|Native to||Arunachal Pradesh, India|
62,000 (2001 census)
The Gallong or Galo language is a Sino-Tibetan language of the Tani group, spoken by the Galo people. Its precise position within Tani is not yet certain, due primarily to its central location in the Tani area and the strong effects of intra-Tani contacts on the development of Tani languages. It is an endangered language according to the normal definitions, although prospects for its survival are better than most similarly-placed languages in the world.
The major Galo dialects are Pugo, spoken around the district capital Aalo; Lare, spoken to the south of Aaloo; and a dialect provisionally describable as "North-Western", spoken in the North-West near the Tagin area. There may be additional Galo dialects further to the north, which remains largely un-researched. Subdialects are numerous and often correspond to regional or clan groupings. Neighbouring languages include Assamese, Nepali, Bodo, Mising, Minyong, Hills Miri, Tagin, Nishi, Bori, Pailibo, Ramo and Bokar.
Post (2007:46) lists a provisional classification of Galo dialects.
- Larèe, Puugóo
Like most central and eastern Tani languages, Galo is largely synthetic and agglutinating. Two primary lexical tones are present – High and Low – which may reflect two Proto-Tani syllable tones; in modern Galo, the surface TBU (Tone-Bearing Unit) is the usually polysyllabic phonological word. A robust finite/non-finite asymmetry underlies Galo grammar, and clause chaining and nominalization are both rampant. No synchronic verb-serialization appears to exist, although what seems to have been proto-verb-serialization has developed into a very large and productive system of derivational suffixes to bound verbal roots.
Major (non-derived) lexical classes are noun, adjective and verb. Other grammatical features include postpositions, relator nouns, classifiers, an extremely large system of aspectual suffixes, and a rich set of constituent-final particles coding functions related to epistemological status (such as evidentiality), discourse/pragmatic status, modality, and other related functions. Case-marking is basically accusative; ergativity has not been found.
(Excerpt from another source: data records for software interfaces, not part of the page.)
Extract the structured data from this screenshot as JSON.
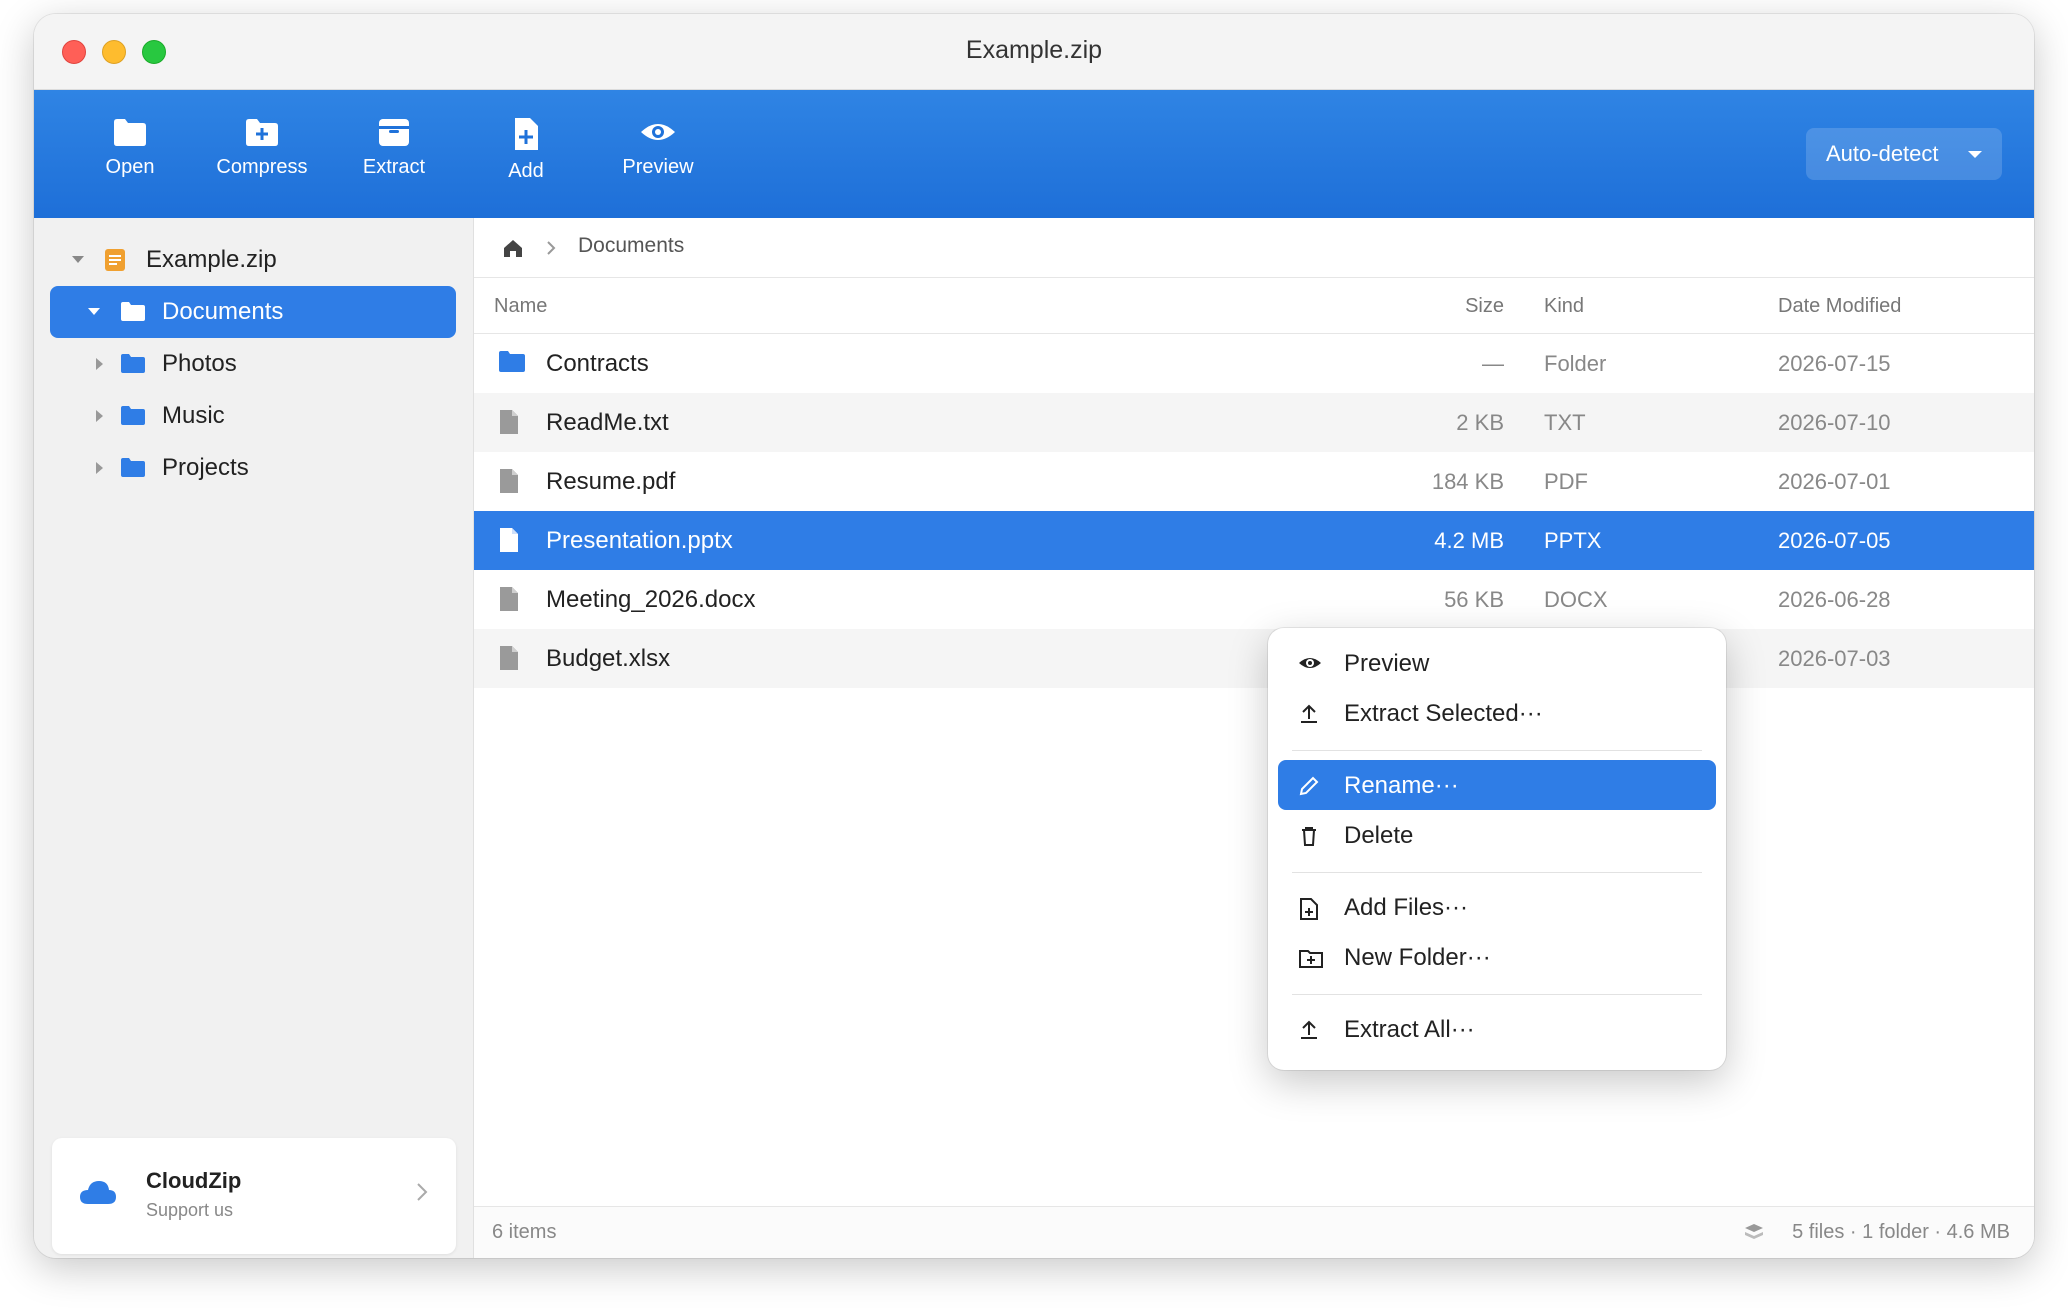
{
  "window": {
    "title": "Example.zip"
  },
  "toolbar": {
    "open": "Open",
    "compress": "Compress",
    "extract": "Extract",
    "add": "Add",
    "preview": "Preview",
    "format_select": "Auto-detect"
  },
  "sidebar": {
    "root": "Example.zip",
    "items": [
      {
        "label": "Documents",
        "selected": true
      },
      {
        "label": "Photos"
      },
      {
        "label": "Music"
      },
      {
        "label": "Projects"
      }
    ],
    "promo": {
      "title": "CloudZip",
      "subtitle": "Support us"
    }
  },
  "breadcrumb": {
    "current": "Documents"
  },
  "columns": {
    "name": "Name",
    "size": "Size",
    "kind": "Kind",
    "date": "Date Modified"
  },
  "files": [
    {
      "name": "Contracts",
      "size": "—",
      "kind": "Folder",
      "date": "2026-07-15",
      "icon": "folder-icon"
    },
    {
      "name": "ReadMe.txt",
      "size": "2 KB",
      "kind": "TXT",
      "date": "2026-07-10",
      "icon": "file-icon"
    },
    {
      "name": "Resume.pdf",
      "size": "184 KB",
      "kind": "PDF",
      "date": "2026-07-01",
      "icon": "file-icon"
    },
    {
      "name": "Presentation.pptx",
      "size": "4.2 MB",
      "kind": "PPTX",
      "date": "2026-07-05",
      "icon": "file-icon",
      "selected": true
    },
    {
      "name": "Meeting_2026.docx",
      "size": "56 KB",
      "kind": "DOCX",
      "date": "2026-06-28",
      "icon": "file-icon"
    },
    {
      "name": "Budget.xlsx",
      "size": "",
      "kind": "",
      "date": "2026-07-03",
      "icon": "file-icon"
    }
  ],
  "context_menu": {
    "preview": "Preview",
    "extract_selected": "Extract Selected···",
    "rename": "Rename···",
    "delete": "Delete",
    "add_files": "Add Files···",
    "new_folder": "New Folder···",
    "extract_all": "Extract All···"
  },
  "status": {
    "items": "6 items",
    "summary": "5 files · 1 folder · 4.6 MB"
  },
  "colors": {
    "accent": "#2f7de6",
    "toolbar": "#1e6fd8",
    "doc_icon": "#f0a030"
  }
}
Post, Mark W. (2007). A Grammar of Galo. PhD Dissertation. Melbourne, La Trobe University Research Centre for Linguistic Typology.